### The task
Where does the word "this" show up in the data? Please find each such line and copy it.

### Data provided
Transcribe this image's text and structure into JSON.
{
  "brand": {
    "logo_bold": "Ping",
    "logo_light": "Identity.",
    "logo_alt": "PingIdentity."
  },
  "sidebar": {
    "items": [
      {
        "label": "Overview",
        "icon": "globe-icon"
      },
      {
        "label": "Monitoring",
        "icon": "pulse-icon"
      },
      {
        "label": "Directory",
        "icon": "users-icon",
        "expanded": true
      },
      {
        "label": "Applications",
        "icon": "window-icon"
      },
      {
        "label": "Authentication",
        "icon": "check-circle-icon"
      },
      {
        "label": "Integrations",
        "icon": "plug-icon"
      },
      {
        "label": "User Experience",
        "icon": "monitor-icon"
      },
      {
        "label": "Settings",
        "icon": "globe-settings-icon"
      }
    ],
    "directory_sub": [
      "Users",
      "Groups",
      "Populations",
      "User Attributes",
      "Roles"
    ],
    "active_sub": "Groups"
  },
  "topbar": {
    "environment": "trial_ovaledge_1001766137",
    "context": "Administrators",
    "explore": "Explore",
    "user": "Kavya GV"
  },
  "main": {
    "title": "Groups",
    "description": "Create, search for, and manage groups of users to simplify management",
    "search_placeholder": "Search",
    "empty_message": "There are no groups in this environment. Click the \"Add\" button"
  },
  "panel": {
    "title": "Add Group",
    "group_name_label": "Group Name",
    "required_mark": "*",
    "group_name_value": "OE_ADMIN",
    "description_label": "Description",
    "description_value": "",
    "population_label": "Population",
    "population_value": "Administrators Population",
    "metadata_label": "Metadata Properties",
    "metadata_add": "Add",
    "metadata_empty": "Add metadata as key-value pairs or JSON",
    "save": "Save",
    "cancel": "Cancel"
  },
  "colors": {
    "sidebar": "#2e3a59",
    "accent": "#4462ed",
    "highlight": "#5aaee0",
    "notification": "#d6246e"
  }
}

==

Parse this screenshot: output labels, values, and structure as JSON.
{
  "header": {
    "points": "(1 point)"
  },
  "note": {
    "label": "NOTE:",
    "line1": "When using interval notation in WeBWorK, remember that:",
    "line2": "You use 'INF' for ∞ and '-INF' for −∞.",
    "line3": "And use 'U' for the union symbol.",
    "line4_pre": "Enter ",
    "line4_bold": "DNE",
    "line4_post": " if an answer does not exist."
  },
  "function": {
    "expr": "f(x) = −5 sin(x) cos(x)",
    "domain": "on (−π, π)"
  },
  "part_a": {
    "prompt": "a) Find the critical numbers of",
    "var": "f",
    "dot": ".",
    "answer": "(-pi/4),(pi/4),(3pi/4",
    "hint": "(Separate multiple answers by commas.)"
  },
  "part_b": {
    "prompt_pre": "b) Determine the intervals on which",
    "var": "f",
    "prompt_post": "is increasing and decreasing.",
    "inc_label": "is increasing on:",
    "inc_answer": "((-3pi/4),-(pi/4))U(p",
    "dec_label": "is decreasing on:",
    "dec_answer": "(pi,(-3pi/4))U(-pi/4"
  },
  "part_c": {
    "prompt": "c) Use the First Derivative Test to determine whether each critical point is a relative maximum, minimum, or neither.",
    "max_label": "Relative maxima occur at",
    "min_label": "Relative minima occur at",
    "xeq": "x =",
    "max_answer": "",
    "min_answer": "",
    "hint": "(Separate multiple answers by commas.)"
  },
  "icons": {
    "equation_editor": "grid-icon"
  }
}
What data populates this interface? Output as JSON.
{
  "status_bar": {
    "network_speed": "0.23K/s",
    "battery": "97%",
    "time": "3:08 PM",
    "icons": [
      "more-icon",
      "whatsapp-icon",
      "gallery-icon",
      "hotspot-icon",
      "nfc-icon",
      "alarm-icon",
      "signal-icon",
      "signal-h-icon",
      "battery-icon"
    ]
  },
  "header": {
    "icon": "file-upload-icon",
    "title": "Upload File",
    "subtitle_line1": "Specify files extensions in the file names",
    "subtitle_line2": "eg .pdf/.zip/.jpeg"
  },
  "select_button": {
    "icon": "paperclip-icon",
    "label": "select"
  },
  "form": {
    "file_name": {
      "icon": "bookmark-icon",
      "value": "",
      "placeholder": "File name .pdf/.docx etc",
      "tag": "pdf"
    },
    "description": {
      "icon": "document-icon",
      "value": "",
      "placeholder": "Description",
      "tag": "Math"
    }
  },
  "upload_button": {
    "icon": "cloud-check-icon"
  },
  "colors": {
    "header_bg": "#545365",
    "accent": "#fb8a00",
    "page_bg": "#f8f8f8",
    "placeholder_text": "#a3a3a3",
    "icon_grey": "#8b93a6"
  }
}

### Solution
Transcribe this image's text and structure into JSON.
    "empty_message": "There are no groups in this environment. Click the \"Add\" button"
Parse this screenshot: output labels, values, and structure as JSON.
What data populates this interface? Output as JSON.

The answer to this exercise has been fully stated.